■ PROBLEM TO WORK ON
The answer should be every line below, repeated exactly, with the images left out.

■ SOURCE INFORMATION
<<<<
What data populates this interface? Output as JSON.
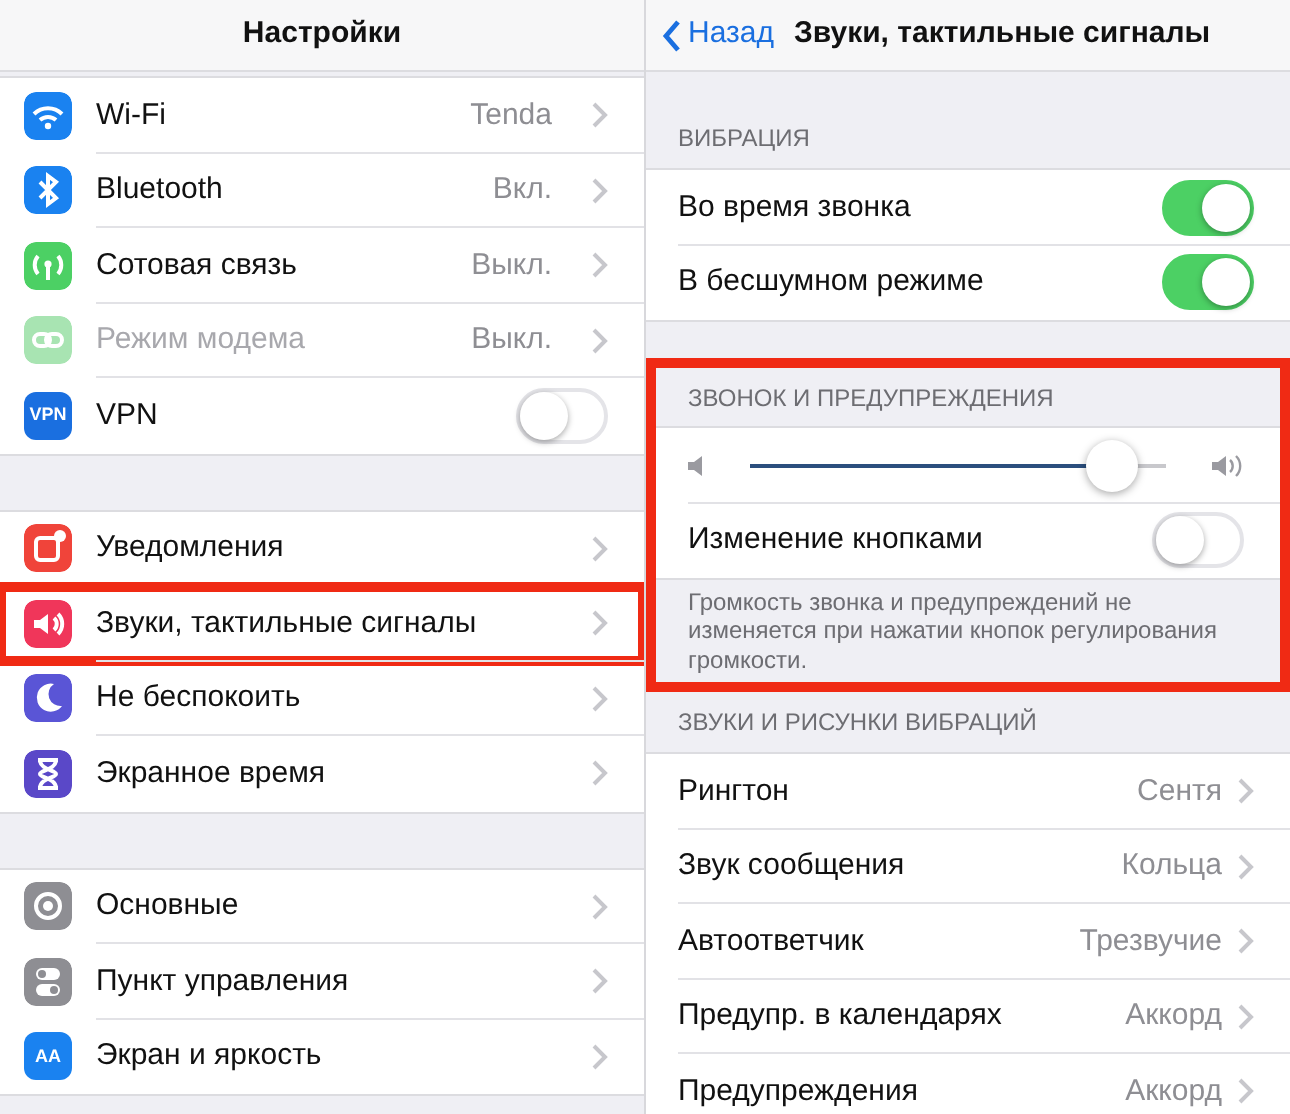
{
  "settings": {
    "title": "Настройки",
    "groups": [
      {
        "items": [
          {
            "label": "Wi-Fi",
            "value": "Tenda",
            "kind": "link",
            "color": "#1a82f0",
            "disabled": false,
            "highlighted": false
          },
          {
            "label": "Bluetooth",
            "value": "Вкл.",
            "kind": "link",
            "color": "#1a82f0",
            "disabled": false,
            "highlighted": false
          },
          {
            "label": "Сотовая связь",
            "value": "Выкл.",
            "kind": "link",
            "color": "#4cd064",
            "disabled": false,
            "highlighted": false
          },
          {
            "label": "Режим модема",
            "value": "Выкл.",
            "kind": "link",
            "color": "#a8e4b2",
            "disabled": true,
            "highlighted": false
          },
          {
            "label": "VPN",
            "icon_text": "VPN",
            "kind": "toggle",
            "on": false,
            "color": "#1a6fe0",
            "disabled": false,
            "highlighted": false
          }
        ]
      },
      {
        "items": [
          {
            "label": "Уведомления",
            "kind": "link",
            "color": "#f0443a",
            "disabled": false,
            "highlighted": false
          },
          {
            "label": "Звуки, тактильные сигналы",
            "kind": "link",
            "color": "#f0365a",
            "disabled": false,
            "highlighted": true
          },
          {
            "label": "Не беспокоить",
            "kind": "link",
            "color": "#5a55d6",
            "disabled": false,
            "highlighted": false
          },
          {
            "label": "Экранное время",
            "kind": "link",
            "color": "#5a48c8",
            "disabled": false,
            "highlighted": false
          }
        ]
      },
      {
        "items": [
          {
            "label": "Основные",
            "kind": "link",
            "color": "#8e8e93",
            "disabled": false,
            "highlighted": false
          },
          {
            "label": "Пункт управления",
            "kind": "link",
            "color": "#8e8e93",
            "disabled": false,
            "highlighted": false
          },
          {
            "label": "Экран и яркость",
            "icon_text": "AA",
            "kind": "link",
            "color": "#1a82f0",
            "disabled": false,
            "highlighted": false
          }
        ]
      }
    ]
  },
  "sounds": {
    "back": "Назад",
    "title": "Звуки, тактильные сигналы",
    "sections": [
      {
        "header": "ВИБРАЦИЯ",
        "highlighted": false,
        "rows": [
          {
            "kind": "toggle",
            "label": "Во время звонка",
            "on": true
          },
          {
            "kind": "toggle",
            "label": "В бесшумном режиме",
            "on": true
          }
        ]
      },
      {
        "header": "ЗВОНОК И ПРЕДУПРЕЖДЕНИЯ",
        "highlighted": true,
        "rows": [
          {
            "kind": "slider",
            "level": 0.87
          },
          {
            "kind": "toggle",
            "label": "Изменение кнопками",
            "on": false
          }
        ],
        "footer": "Громкость звонка и предупреждений не изменяется при нажатии кнопок регулирования громкости."
      },
      {
        "header": "ЗВУКИ И РИСУНКИ ВИБРАЦИЙ",
        "highlighted": false,
        "rows": [
          {
            "kind": "link",
            "label": "Рингтон",
            "value": "Сентя"
          },
          {
            "kind": "link",
            "label": "Звук сообщения",
            "value": "Кольца"
          },
          {
            "kind": "link",
            "label": "Автоответчик",
            "value": "Трезвучие"
          },
          {
            "kind": "link",
            "label": "Предупр. в календарях",
            "value": "Аккорд"
          },
          {
            "kind": "link",
            "label": "Предупреждения",
            "value": "Аккорд"
          }
        ]
      }
    ]
  }
}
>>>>
■ WRITTEN SOLUTION
What data populates this interface? Output as JSON.
{
  "settings": {
    "title": "Настройки",
    "groups": [
      {
        "items": [
          {
            "label": "Wi-Fi",
            "value": "Tenda",
            "kind": "link",
            "color": "#1a82f0",
            "disabled": false,
            "highlighted": false
          },
          {
            "label": "Bluetooth",
            "value": "Вкл.",
            "kind": "link",
            "color": "#1a82f0",
            "disabled": false,
            "highlighted": false
          },
          {
            "label": "Сотовая связь",
            "value": "Выкл.",
            "kind": "link",
            "color": "#4cd064",
            "disabled": false,
            "highlighted": false
          },
          {
            "label": "Режим модема",
            "value": "Выкл.",
            "kind": "link",
            "color": "#a8e4b2",
            "disabled": true,
            "highlighted": false
          },
          {
            "label": "VPN",
            "icon_text": "VPN",
            "kind": "toggle",
            "on": false,
            "color": "#1a6fe0",
            "disabled": false,
            "highlighted": false
          }
        ]
      },
      {
        "items": [
          {
            "label": "Уведомления",
            "kind": "link",
            "color": "#f0443a",
            "disabled": false,
            "highlighted": false
          },
          {
            "label": "Звуки, тактильные сигналы",
            "kind": "link",
            "color": "#f0365a",
            "disabled": false,
            "highlighted": true
          },
          {
            "label": "Не беспокоить",
            "kind": "link",
            "color": "#5a55d6",
            "disabled": false,
            "highlighted": false
          },
          {
            "label": "Экранное время",
            "kind": "link",
            "color": "#5a48c8",
            "disabled": false,
            "highlighted": false
          }
        ]
      },
      {
        "items": [
          {
            "label": "Основные",
            "kind": "link",
            "color": "#8e8e93",
            "disabled": false,
            "highlighted": false
          },
          {
            "label": "Пункт управления",
            "kind": "link",
            "color": "#8e8e93",
            "disabled": false,
            "highlighted": false
          },
          {
            "label": "Экран и яркость",
            "icon_text": "AA",
            "kind": "link",
            "color": "#1a82f0",
            "disabled": false,
            "highlighted": false
          }
        ]
      }
    ]
  },
  "sounds": {
    "back": "Назад",
    "title": "Звуки, тактильные сигналы",
    "sections": [
      {
        "header": "ВИБРАЦИЯ",
        "highlighted": false,
        "rows": [
          {
            "kind": "toggle",
            "label": "Во время звонка",
            "on": true
          },
          {
            "kind": "toggle",
            "label": "В бесшумном режиме",
            "on": true
          }
        ]
      },
      {
        "header": "ЗВОНОК И ПРЕДУПРЕЖДЕНИЯ",
        "highlighted": true,
        "rows": [
          {
            "kind": "slider",
            "level": 0.87
          },
          {
            "kind": "toggle",
            "label": "Изменение кнопками",
            "on": false
          }
        ],
        "footer": "Громкость звонка и предупреждений не изменяется при нажатии кнопок регулирования громкости."
      },
      {
        "header": "ЗВУКИ И РИСУНКИ ВИБРАЦИЙ",
        "highlighted": false,
        "rows": [
          {
            "kind": "link",
            "label": "Рингтон",
            "value": "Сентя"
          },
          {
            "kind": "link",
            "label": "Звук сообщения",
            "value": "Кольца"
          },
          {
            "kind": "link",
            "label": "Автоответчик",
            "value": "Трезвучие"
          },
          {
            "kind": "link",
            "label": "Предупр. в календарях",
            "value": "Аккорд"
          },
          {
            "kind": "link",
            "label": "Предупреждения",
            "value": "Аккорд"
          }
        ]
      }
    ]
  }
}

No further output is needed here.